  • {!webhook-url.md!} - Used internally by {!create-bot-construct-url.md!} to generate the webhook URL.

  • {!zulip-config.md!} - Used internally by {!change-zulip-config-file.md!} to specify the lines in the config file for a non-webhook integration.

  • {!webhook-url-with-bot-email.md!} - Used in certain non-webhook integrations to generate URLs of the form:

    https://bot_email:bot_api_key@yourZulipDomain.zulipchat.com/api/v1/external/beanstalk

    For an example rendering, see Zulip's Beanstalk integration.

Writing guidelines

For the vast majority of integrations, you should just copy the docs for a similar integration and edit it. Basecamp is a good one to copy.

General writing guidelines

At at high level, the goals are for the instructions to feel simple, be easy to follow, and be easy to maintain. Easier said than done, but here are a few concrete guidelines.

Feel simple
  • Use simple language.
  • Use the imperative tense.
  • Only describe things as much as necessary. For example: "Select Project settings." is better than "Select Project settings from the dropdown."
  • Cut unnecessary words. For example, do not start steps with transition words like "Next", "First", "Now", etc.

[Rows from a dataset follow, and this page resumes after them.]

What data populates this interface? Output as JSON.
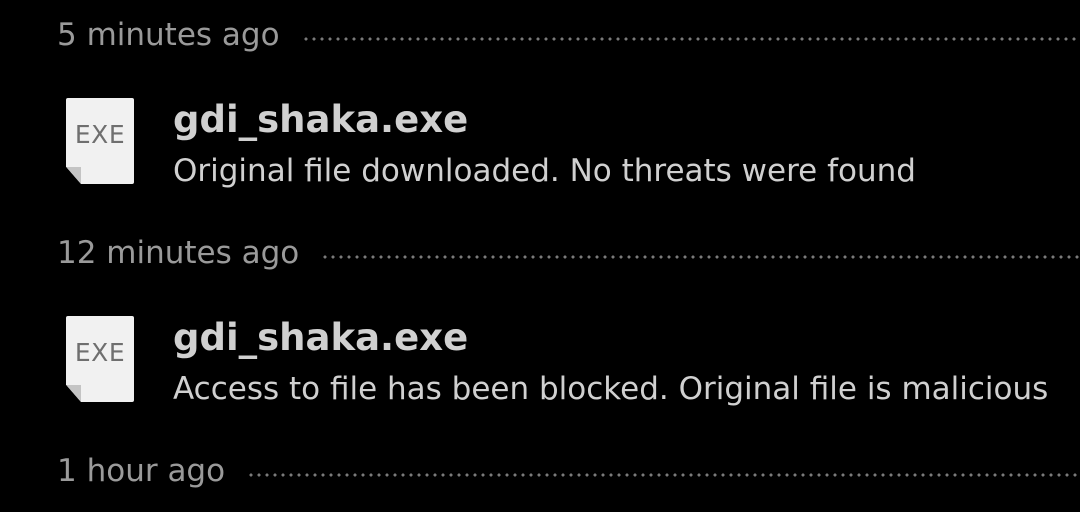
{
  "feed": {
    "groups": [
      {
        "time": "5 minutes ago",
        "item": {
          "icon": "exe-file-icon",
          "ext": "EXE",
          "name": "gdi_shaka.exe",
          "status": "Original file downloaded. No threats were found"
        }
      },
      {
        "time": "12 minutes ago",
        "item": {
          "icon": "exe-file-icon",
          "ext": "EXE",
          "name": "gdi_shaka.exe",
          "status": "Access to file has been blocked. Original file is malicious"
        }
      },
      {
        "time": "1 hour ago"
      }
    ]
  },
  "colors": {
    "background": "#000000",
    "time_text": "#9a9a9a",
    "primary_text": "#d0d0d0",
    "icon_background": "#f1f1f1",
    "icon_text": "#6f6f6f"
  }
}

Each step should be structurally independent.
Be easy to follow
  • Actions should appear in order, including implicit ones. So "Under Webhooks, click Add Webhook." not "Click Add Webhook in the Webhooks section." "Under Webhooks" is an action, since it’s basically the same as "Find the Webhooks section".
  • UI elements in third-party websites should be bolded.
  • Trailing punctuation can be stripped from bolded elements. For example, "Enable this checkbox" instead of "Enable this checkbox?". Starting punctuation such as the "+" in "+ New Notification" should be preserved.
  • You can use a screenshot if a step is particularly complicated (see Screenshots below).
Be easy to maintain
  • Follow the organization and wording of existing docs as much as possible.

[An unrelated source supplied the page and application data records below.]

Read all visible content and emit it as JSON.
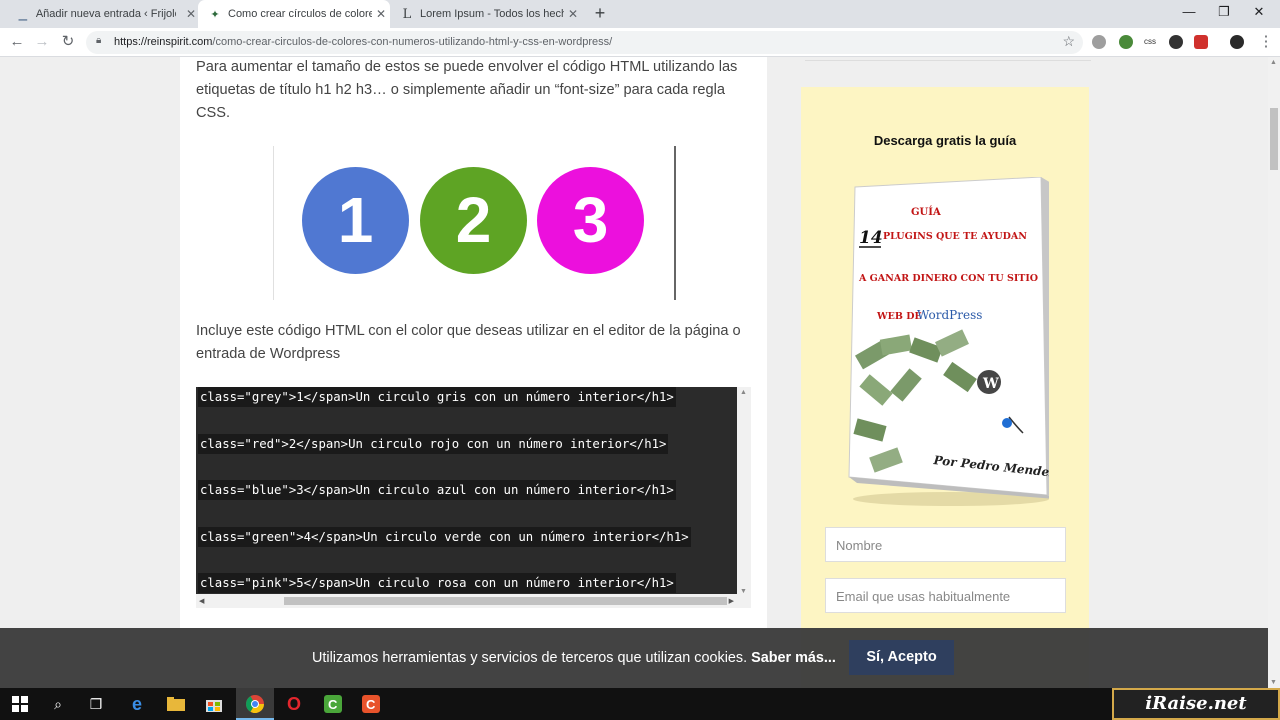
{
  "browser": {
    "tabs": [
      {
        "title": "Añadir nueva entrada ‹ Frijoleros"
      },
      {
        "title": "Como crear círculos de colores c"
      },
      {
        "title": "Lorem Ipsum - Todos los hechos"
      }
    ],
    "url_host": "https://reinspirit.com",
    "url_path": "/como-crear-circulos-de-colores-con-numeros-utilizando-html-y-css-en-wordpress/",
    "ext_css_label": "css"
  },
  "article": {
    "para1": "Para aumentar el tamaño de estos se puede envolver el código HTML utilizando las etiquetas de título h1 h2 h3… o simplemente añadir un “font-size” para cada regla CSS.",
    "circles": [
      {
        "label": "1",
        "color": "#5078d2"
      },
      {
        "label": "2",
        "color": "#5ea424"
      },
      {
        "label": "3",
        "color": "#ec10dd"
      }
    ],
    "para2": "Incluye este código HTML con el color que deseas utilizar en el editor de la página o entrada de Wordpress",
    "code_lines": [
      "class=\"grey\">1</span>Un circulo gris con un número interior</h1>",
      "class=\"red\">2</span>Un circulo rojo con un número interior</h1>",
      "class=\"blue\">3</span>Un circulo azul con un número interior</h1>",
      "class=\"green\">4</span>Un circulo verde con un número interior</h1>",
      "class=\"pink\">5</span>Un circulo rosa con un número interior</h1>"
    ]
  },
  "sidebar": {
    "title": "Descarga gratis la guía",
    "book": {
      "line1": "GUÍA",
      "number": "14",
      "line2": "PLUGINS QUE TE AYUDAN",
      "line3": "A GANAR DINERO CON TU SITIO",
      "line4_prefix": "WEB DE",
      "line4_brand": "WordPress",
      "author": "Por Pedro Mendez"
    },
    "name_placeholder": "Nombre",
    "email_placeholder": "Email que usas habitualmente"
  },
  "cookie": {
    "text": "Utilizamos herramientas y servicios de terceros que utilizan cookies.",
    "more": "Saber más...",
    "accept": "Sí, Acepto"
  },
  "watermark": "iRaise.net"
}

Guidelines for specific steps

Most doc files should start with a generic sentence about the integration, for example, "Get webhook name notifications in Zulip!" A typical doc will then have the following steps.

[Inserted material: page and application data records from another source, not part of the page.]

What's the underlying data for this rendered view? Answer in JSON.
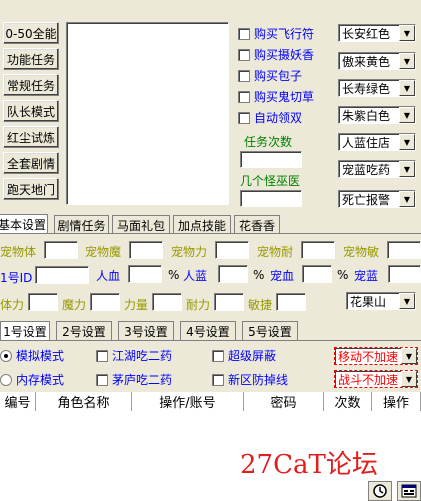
{
  "left_buttons": [
    "0-50全能",
    "功能任务",
    "常规任务",
    "队长模式",
    "红尘试炼",
    "全套剧情",
    "跑天地门"
  ],
  "purchase_checks": [
    "购买飞行符",
    "购买摄妖香",
    "购买包子",
    "购买鬼切草",
    "自动领双"
  ],
  "task_count_label": "任务次数",
  "boss_label": "几个怪巫医",
  "right_dropdowns": [
    "长安红色",
    "傲来黄色",
    "长寿绿色",
    "朱紫白色",
    "人蓝住店",
    "宠蓝吃药",
    "死亡报警"
  ],
  "tabs": [
    "基本设置",
    "剧情任务",
    "马面礼包",
    "加点技能",
    "花香香"
  ],
  "pet_attrs": [
    "宠物体",
    "宠物魔",
    "宠物力",
    "宠物耐",
    "宠物敏"
  ],
  "row2": {
    "id_label": "1号ID",
    "hp": "人血",
    "mp": "人蓝",
    "pet_hp": "宠血",
    "pet_mp": "宠蓝",
    "percent": "%"
  },
  "row3": [
    "体力",
    "魔力",
    "力量",
    "耐力",
    "敏捷"
  ],
  "row3_dropdown": "花果山",
  "account_tabs": [
    "1号设置",
    "2号设置",
    "3号设置",
    "4号设置",
    "5号设置"
  ],
  "mode_options": {
    "radio1": "模拟模式",
    "radio2": "内存模式"
  },
  "opt_checks": [
    "江湖吃二药",
    "茅庐吃二药",
    "超级屏蔽",
    "新区防掉线"
  ],
  "speed_dropdowns": [
    "移动不加速",
    "战斗不加速"
  ],
  "table_headers": [
    "编号",
    "角色名称",
    "操作/账号",
    "密码",
    "次数",
    "操作"
  ],
  "watermark": "27CaT论坛",
  "colors": {
    "blue": "#0000ff",
    "green": "#008000",
    "olive": "#999900",
    "red": "#ff0000"
  }
}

"Create the stream" step
  • Use the create-stream macro. This step should be omitted if the integration only supports notifications via PMs.
"Create the bot" step
  • Typically, use the create-bot-construct-url macro.
  • Existing macros should be used for this if they exist, but if the macro defaults don’t work, it may make sense to write something custom for the integration in question. This step is mandatory for all integrations.
  • In general, this should be one step, even if it takes multiple clicks.
  • Begin by mentioning the third-party service being documented with language such as "Go to your Taiga project", "Go to your GitHub repository", "On your X project", etc. Assume the user is already logged in to their account.
  • If a UI element is difficult to spot, you can use additional cues like "Click on Settings in the top-right corner" or "On the left, click Webhooks.". Only do this if the element is actually difficult to spot.
  • If this step includes more than 5 sentences, it may need to be split up into multiple steps.
"Fill out form and save" step
  • Filling out a form and clicking Save should generally be one step, even if there are multiple fields to fill out.
  • It’s fine to say things like "Follow the on-screen instructions to create an app" if they have a sequence of steps they guide you through that are pretty clear.

Lastly, end with the congrats.md macro and a screenshot of a sample message within Zulip.

Screenshots

Screenshots are hard to maintain, so we generally err on the side of not including screenshots. That being said, screenshots may be used to aid the process if the third-party UI is confusing or a specific UI element is hard to find. A few things to keep in mind:

  • Screenshots should be small and should mainly include the third-party UI that the text is referring to that is difficult to locate.
  • Screenshots should never include the entirety of a third-party website’s page.
  • Each screenshot should come after the step that refers to it.